by Erica Hunter / Oct 21, 2011
WBEZ-FM (91.5) (NPR; Chicago, Oct. 20) -- In an interview with WBEZ about Individualized Educational Plan or Programs (IEPs), Jim Shriner, professor of special education, says money and resources prevent most schools from providing for students with special needs.
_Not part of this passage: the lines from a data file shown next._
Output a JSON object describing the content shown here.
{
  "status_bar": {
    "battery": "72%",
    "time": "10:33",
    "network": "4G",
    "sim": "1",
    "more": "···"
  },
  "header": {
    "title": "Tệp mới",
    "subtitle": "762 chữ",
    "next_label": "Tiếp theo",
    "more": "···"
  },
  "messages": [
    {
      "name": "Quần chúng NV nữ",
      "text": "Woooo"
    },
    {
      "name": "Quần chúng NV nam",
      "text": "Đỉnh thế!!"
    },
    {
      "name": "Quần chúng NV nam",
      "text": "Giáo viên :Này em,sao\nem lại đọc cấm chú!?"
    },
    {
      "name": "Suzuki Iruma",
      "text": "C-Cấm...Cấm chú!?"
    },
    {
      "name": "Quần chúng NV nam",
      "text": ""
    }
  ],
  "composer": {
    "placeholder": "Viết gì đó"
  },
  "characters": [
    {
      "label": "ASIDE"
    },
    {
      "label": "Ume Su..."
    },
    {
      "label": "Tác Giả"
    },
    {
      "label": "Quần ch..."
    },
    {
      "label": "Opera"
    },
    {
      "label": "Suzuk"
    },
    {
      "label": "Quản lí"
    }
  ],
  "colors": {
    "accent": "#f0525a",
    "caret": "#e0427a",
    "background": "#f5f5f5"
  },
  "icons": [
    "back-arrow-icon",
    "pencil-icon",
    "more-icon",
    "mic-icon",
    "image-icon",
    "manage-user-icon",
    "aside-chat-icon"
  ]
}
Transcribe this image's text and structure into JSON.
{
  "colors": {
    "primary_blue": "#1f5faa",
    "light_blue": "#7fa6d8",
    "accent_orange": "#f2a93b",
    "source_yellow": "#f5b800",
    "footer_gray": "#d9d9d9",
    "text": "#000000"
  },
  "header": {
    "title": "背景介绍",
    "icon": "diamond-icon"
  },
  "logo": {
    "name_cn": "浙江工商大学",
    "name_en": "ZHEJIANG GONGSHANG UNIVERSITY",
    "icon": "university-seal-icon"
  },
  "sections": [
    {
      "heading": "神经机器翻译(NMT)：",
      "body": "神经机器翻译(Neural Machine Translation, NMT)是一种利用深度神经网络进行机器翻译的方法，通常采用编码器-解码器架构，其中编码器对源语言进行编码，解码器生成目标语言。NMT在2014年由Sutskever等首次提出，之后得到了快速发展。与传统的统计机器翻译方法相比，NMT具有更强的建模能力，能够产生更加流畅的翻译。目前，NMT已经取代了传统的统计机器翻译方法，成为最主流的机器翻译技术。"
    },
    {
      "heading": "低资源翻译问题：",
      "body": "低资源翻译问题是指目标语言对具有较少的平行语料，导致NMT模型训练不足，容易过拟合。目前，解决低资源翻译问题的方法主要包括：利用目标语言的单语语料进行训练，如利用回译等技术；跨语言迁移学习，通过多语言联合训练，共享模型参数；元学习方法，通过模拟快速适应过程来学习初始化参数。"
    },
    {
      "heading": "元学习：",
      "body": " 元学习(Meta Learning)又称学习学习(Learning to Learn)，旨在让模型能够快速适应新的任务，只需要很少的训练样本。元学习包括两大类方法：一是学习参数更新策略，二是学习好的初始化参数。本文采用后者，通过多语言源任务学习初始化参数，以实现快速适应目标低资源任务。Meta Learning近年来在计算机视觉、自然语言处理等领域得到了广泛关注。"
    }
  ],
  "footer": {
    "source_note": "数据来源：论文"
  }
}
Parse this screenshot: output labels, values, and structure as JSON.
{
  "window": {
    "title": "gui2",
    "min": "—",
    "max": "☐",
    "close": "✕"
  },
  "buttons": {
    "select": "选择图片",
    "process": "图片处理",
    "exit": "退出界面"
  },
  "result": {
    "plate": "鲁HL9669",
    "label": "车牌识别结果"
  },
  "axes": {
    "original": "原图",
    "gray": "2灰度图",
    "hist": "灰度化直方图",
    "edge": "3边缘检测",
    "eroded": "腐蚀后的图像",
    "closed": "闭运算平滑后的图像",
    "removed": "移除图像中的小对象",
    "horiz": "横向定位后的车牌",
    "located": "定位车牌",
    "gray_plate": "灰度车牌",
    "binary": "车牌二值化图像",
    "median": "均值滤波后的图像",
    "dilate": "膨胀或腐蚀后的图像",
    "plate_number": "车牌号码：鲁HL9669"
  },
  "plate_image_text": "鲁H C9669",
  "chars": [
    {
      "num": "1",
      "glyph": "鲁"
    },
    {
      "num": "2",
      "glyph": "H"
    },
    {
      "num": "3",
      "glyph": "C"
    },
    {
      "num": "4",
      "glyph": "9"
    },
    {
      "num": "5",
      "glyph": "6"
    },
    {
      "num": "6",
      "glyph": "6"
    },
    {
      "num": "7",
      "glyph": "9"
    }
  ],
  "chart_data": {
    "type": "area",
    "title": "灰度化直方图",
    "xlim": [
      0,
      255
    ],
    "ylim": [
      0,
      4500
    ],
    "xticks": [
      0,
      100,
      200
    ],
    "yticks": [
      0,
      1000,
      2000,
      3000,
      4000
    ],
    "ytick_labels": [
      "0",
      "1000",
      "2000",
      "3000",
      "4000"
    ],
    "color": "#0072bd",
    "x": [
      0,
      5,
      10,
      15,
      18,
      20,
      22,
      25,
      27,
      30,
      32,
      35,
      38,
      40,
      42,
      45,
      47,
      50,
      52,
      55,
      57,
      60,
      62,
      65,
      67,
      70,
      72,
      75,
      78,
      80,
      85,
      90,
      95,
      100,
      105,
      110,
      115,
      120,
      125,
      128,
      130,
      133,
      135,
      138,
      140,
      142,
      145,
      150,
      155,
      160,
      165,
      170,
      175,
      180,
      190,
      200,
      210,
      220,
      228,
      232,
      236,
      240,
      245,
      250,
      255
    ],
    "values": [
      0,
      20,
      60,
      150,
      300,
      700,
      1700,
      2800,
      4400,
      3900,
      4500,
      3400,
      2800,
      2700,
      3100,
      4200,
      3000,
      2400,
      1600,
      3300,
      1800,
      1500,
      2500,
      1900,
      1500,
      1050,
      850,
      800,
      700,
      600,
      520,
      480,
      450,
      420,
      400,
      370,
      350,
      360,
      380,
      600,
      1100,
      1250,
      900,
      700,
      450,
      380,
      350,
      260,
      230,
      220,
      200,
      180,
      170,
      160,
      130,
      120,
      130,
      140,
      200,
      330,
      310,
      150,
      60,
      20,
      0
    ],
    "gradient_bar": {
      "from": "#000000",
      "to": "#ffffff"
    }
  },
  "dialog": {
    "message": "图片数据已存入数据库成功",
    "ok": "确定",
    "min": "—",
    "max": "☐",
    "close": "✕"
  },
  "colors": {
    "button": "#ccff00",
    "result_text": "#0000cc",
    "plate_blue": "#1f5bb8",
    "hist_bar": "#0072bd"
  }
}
"The most effective teachers use the IEPs to check their instructional priorities to make sure that accommodations are provided as needed," said Shriner. "They’re not effective if they’re cut and pasted from a goal bank that is pre-written without the student’s individual needs in mind and just presented and shoved in a drawer once their signed and approved. If it’s used and shared and referred to periodically they can be very effective."